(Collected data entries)
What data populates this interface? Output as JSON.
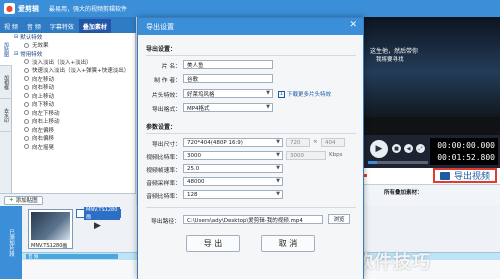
{
  "app": {
    "name": "爱剪辑",
    "slogan": "最易用，强大的视频剪辑软件",
    "tabs": [
      "视 频",
      "音 频",
      "字幕特效",
      "叠加素材"
    ]
  },
  "vnav": [
    {
      "label": "加贴图"
    },
    {
      "label": "加相框"
    },
    {
      "label": "去水印"
    }
  ],
  "effects": {
    "groups": [
      {
        "name": "默认特效",
        "items": [
          "无效果"
        ]
      },
      {
        "name": "常用特效",
        "items": [
          "淡入淡出（淡入+淡出）",
          "快速淡入淡出（淡入+弹簧+快速淡出）",
          "向左移动",
          "向右移动",
          "向上移动",
          "向下移动",
          "向左下移动",
          "向右上移动",
          "向左偏移",
          "向右偏移",
          "向左摇晃"
        ]
      }
    ]
  },
  "timeline": {
    "add_pic": "添加贴图",
    "side_label": "已添加片段",
    "clips": [
      "MNV.TS1280画",
      "MNV.TS1280画"
    ],
    "audio_label": "音 频"
  },
  "preview": {
    "sub1": "这生他，然后带你",
    "sub2": "我将要寻找"
  },
  "player": {
    "time_current": "00:00:00.000",
    "time_total": "00:01:52.800",
    "progress": 0.15
  },
  "export_button": "导出视频",
  "added_effects_header": "所有叠加素材：",
  "watermark": "软件技巧",
  "dialog": {
    "title": "导出设置",
    "export_section": "导出设置：",
    "param_section": "参数设置：",
    "fields": {
      "name_label": "片  名：",
      "name_value": "美人鱼",
      "author_label": "制 作 者：",
      "author_value": "谷歌",
      "intro_label": "片头特效：",
      "intro_value": "好莱坞风格",
      "download_link": "下载更多片头特效",
      "format_label": "导出格式：",
      "format_value": "MP4格式"
    },
    "params": {
      "size_label": "导出尺寸：",
      "size_value": "720*404(480P 16:9)",
      "size_w": "720",
      "size_h": "404",
      "size_x": "×",
      "vbitrate_label": "视频比特率：",
      "vbitrate_value": "3000",
      "vbitrate_unit_value": "3000",
      "vbitrate_unit": "Kbps",
      "fps_label": "视频帧速率：",
      "fps_value": "25.0",
      "asample_label": "音频采样率：",
      "asample_value": "48000",
      "abitrate_label": "音频比特率：",
      "abitrate_value": "128"
    },
    "path_label": "导出路径：",
    "path_value": "C:\\Users\\ady\\Desktop\\爱剪辑-我的视频.mp4",
    "browse": "浏览",
    "export_btn": "导 出",
    "cancel_btn": "取 消"
  }
}
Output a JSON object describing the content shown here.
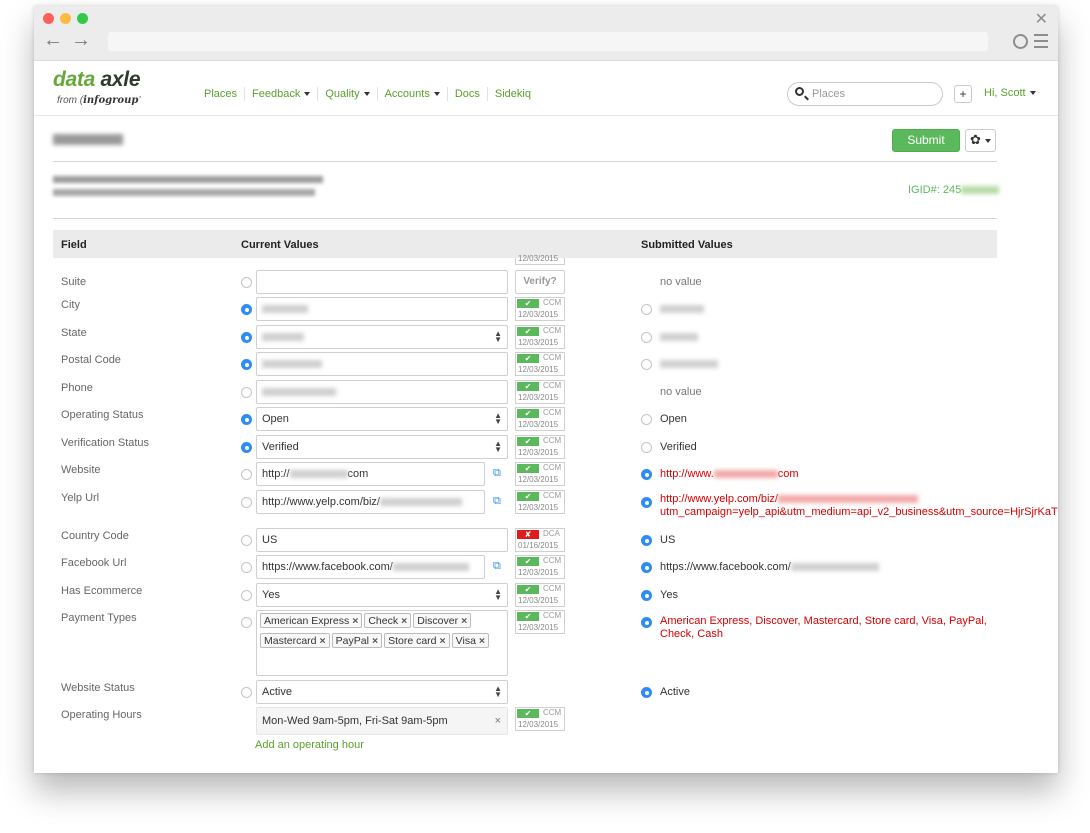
{
  "browser": {
    "back": "←",
    "forward": "→",
    "close": "✕"
  },
  "logo": {
    "brand_d": "d",
    "brand_ata": "ata",
    "brand_axle": "axle",
    "from": "from",
    "parent": "infogroup"
  },
  "nav": {
    "items": [
      {
        "label": "Places",
        "caret": false
      },
      {
        "label": "Feedback",
        "caret": true
      },
      {
        "label": "Quality",
        "caret": true
      },
      {
        "label": "Accounts",
        "caret": true
      },
      {
        "label": "Docs",
        "caret": false
      },
      {
        "label": "Sidekiq",
        "caret": false
      }
    ],
    "search_placeholder": "Places",
    "plus": "+",
    "user": "Hi, Scott"
  },
  "header": {
    "submit": "Submit",
    "gear": "✿",
    "igid_label": "IGID#: 245"
  },
  "table": {
    "col_field": "Field",
    "col_current": "Current Values",
    "col_submitted": "Submitted Values",
    "top_partial_date": "12/03/2015",
    "verify": "Verify?",
    "external_icon": "⧉",
    "add_hour": "Add an operating hour"
  },
  "rows": {
    "suite": {
      "label": "Suite",
      "submitted": "no value"
    },
    "city": {
      "label": "City",
      "source": "CCM",
      "date": "12/03/2015"
    },
    "state": {
      "label": "State",
      "source": "CCM",
      "date": "12/03/2015"
    },
    "postal": {
      "label": "Postal Code",
      "source": "CCM",
      "date": "12/03/2015"
    },
    "phone": {
      "label": "Phone",
      "source": "CCM",
      "date": "12/03/2015",
      "submitted": "no value"
    },
    "opstatus": {
      "label": "Operating Status",
      "value": "Open",
      "source": "CCM",
      "date": "12/03/2015",
      "submitted": "Open"
    },
    "verstatus": {
      "label": "Verification Status",
      "value": "Verified",
      "source": "CCM",
      "date": "12/03/2015",
      "submitted": "Verified"
    },
    "website": {
      "label": "Website",
      "value_prefix": "http://",
      "value_suffix": "com",
      "source": "CCM",
      "date": "12/03/2015",
      "submitted_prefix": "http://www.",
      "submitted_suffix": "com"
    },
    "yelp": {
      "label": "Yelp Url",
      "value_prefix": "http://www.yelp.com/biz/",
      "source": "CCM",
      "date": "12/03/2015",
      "submitted_line1": "http://www.yelp.com/biz/",
      "submitted_line2": "utm_campaign=yelp_api&utm_medium=api_v2_business&utm_source=HjrSjrKaT"
    },
    "country": {
      "label": "Country Code",
      "value": "US",
      "source": "DCA",
      "date": "01/16/2015",
      "submitted": "US"
    },
    "facebook": {
      "label": "Facebook Url",
      "value_prefix": "https://www.facebook.com/",
      "source": "CCM",
      "date": "12/03/2015",
      "submitted_prefix": "https://www.facebook.com/"
    },
    "ecommerce": {
      "label": "Has Ecommerce",
      "value": "Yes",
      "source": "CCM",
      "date": "12/03/2015",
      "submitted": "Yes"
    },
    "payment": {
      "label": "Payment Types",
      "tags": [
        "American Express",
        "Check",
        "Discover",
        "Mastercard",
        "PayPal",
        "Store card",
        "Visa"
      ],
      "source": "CCM",
      "date": "12/03/2015",
      "submitted_line1": "American Express, Discover, Mastercard, Store card, Visa, PayPal,",
      "submitted_line2": "Check, Cash"
    },
    "webstatus": {
      "label": "Website Status",
      "value": "Active",
      "submitted": "Active"
    },
    "hours": {
      "label": "Operating Hours",
      "value": "Mon-Wed 9am-5pm, Fri-Sat 9am-5pm",
      "remove": "×",
      "source": "CCM",
      "date": "12/03/2015"
    }
  },
  "colors": {
    "accent_green": "#5aa02c",
    "submit_green": "#5cb85c",
    "radio_blue": "#2f8cf0",
    "alert_red": "#d60000"
  }
}
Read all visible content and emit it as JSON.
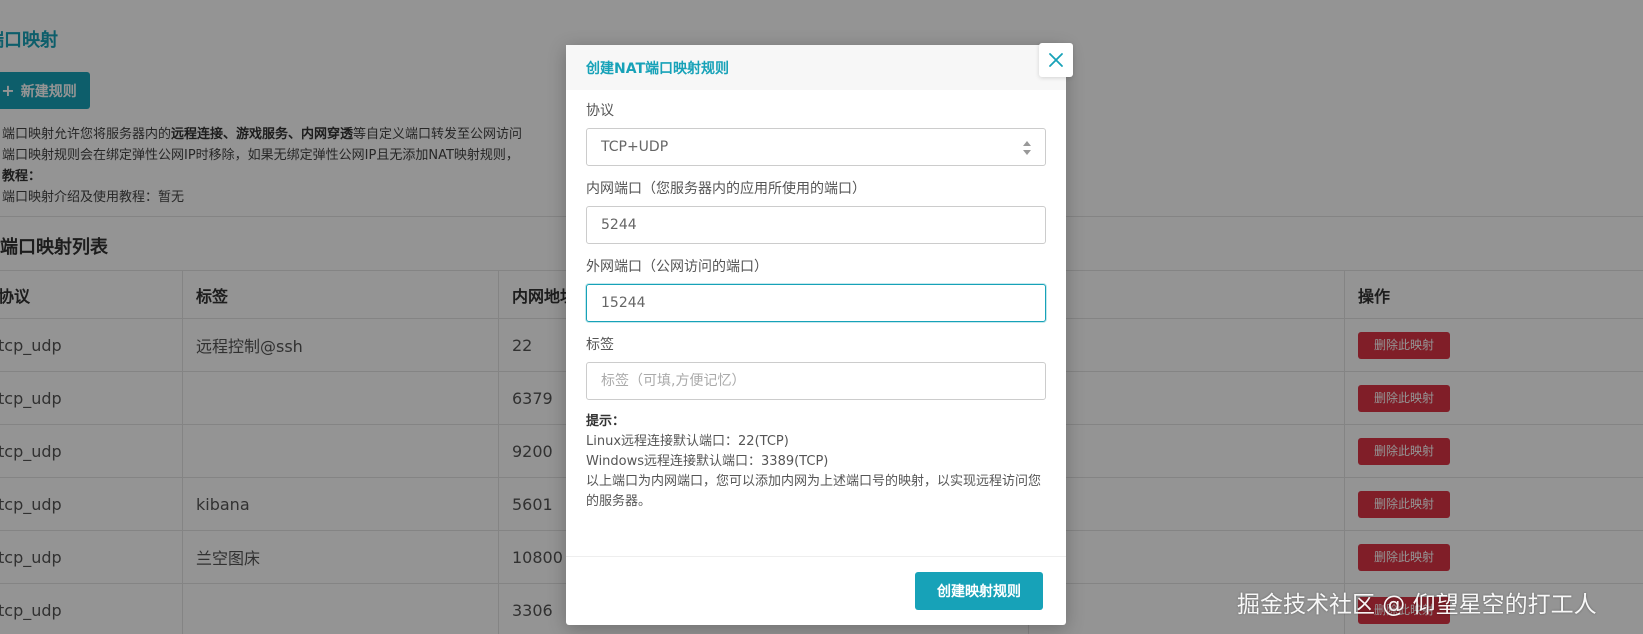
{
  "page": {
    "title": "端口映射",
    "new_rule_label": "新建规则",
    "notes": {
      "line1_prefix": "端口映射允许您将服务器内的",
      "line1_bold": "远程连接、游戏服务、内网穿透",
      "line1_suffix": "等自定义端口转发至公网访问",
      "line2": "端口映射规则会在绑定弹性公网IP时移除，如果无绑定弹性公网IP且无添加NAT映射规则，",
      "tutorial_label": "教程：",
      "tutorial_text": "端口映射介绍及使用教程：暂无"
    },
    "list_title": "端口映射列表",
    "table": {
      "headers": [
        "协议",
        "标签",
        "内网地址",
        "",
        "操作"
      ],
      "rows": [
        {
          "protocol": "tcp_udp",
          "label": "远程控制@ssh",
          "internal": "22",
          "action": "删除此映射"
        },
        {
          "protocol": "tcp_udp",
          "label": "",
          "internal": "6379",
          "action": "删除此映射"
        },
        {
          "protocol": "tcp_udp",
          "label": "",
          "internal": "9200",
          "action": "删除此映射"
        },
        {
          "protocol": "tcp_udp",
          "label": "kibana",
          "internal": "5601",
          "action": "删除此映射"
        },
        {
          "protocol": "tcp_udp",
          "label": "兰空图床",
          "internal": "10800",
          "action": "删除此映射"
        },
        {
          "protocol": "tcp_udp",
          "label": "",
          "internal": "3306",
          "action": "删除此映射"
        }
      ]
    }
  },
  "modal": {
    "title": "创建NAT端口映射规则",
    "close_icon": "close-icon",
    "protocol": {
      "label": "协议",
      "value": "TCP+UDP"
    },
    "internal_port": {
      "label": "内网端口（您服务器内的应用所使用的端口）",
      "value": "5244"
    },
    "external_port": {
      "label": "外网端口（公网访问的端口）",
      "value": "15244"
    },
    "tag": {
      "label": "标签",
      "placeholder": "标签（可填,方便记忆）",
      "value": ""
    },
    "tips": {
      "title": "提示：",
      "line1": "Linux远程连接默认端口：22(TCP)",
      "line2": "Windows远程连接默认端口：3389(TCP)",
      "line3": "以上端口为内网端口，您可以添加内网为上述端口号的映射，以实现远程访问您的服务器。"
    },
    "submit_label": "创建映射规则"
  },
  "watermark": "掘金技术社区 @ 仰望星空的打工人",
  "colors": {
    "accent": "#17a2b8",
    "danger": "#dc3545",
    "overlay": "rgba(0,0,0,0.42)"
  }
}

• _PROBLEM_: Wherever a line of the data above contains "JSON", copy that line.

• _RESPONSE BOX_:
What data populates this interface? Output as JSON.
Output a JSON object describing the content shown here.
Read all visible content and emit it as JSON.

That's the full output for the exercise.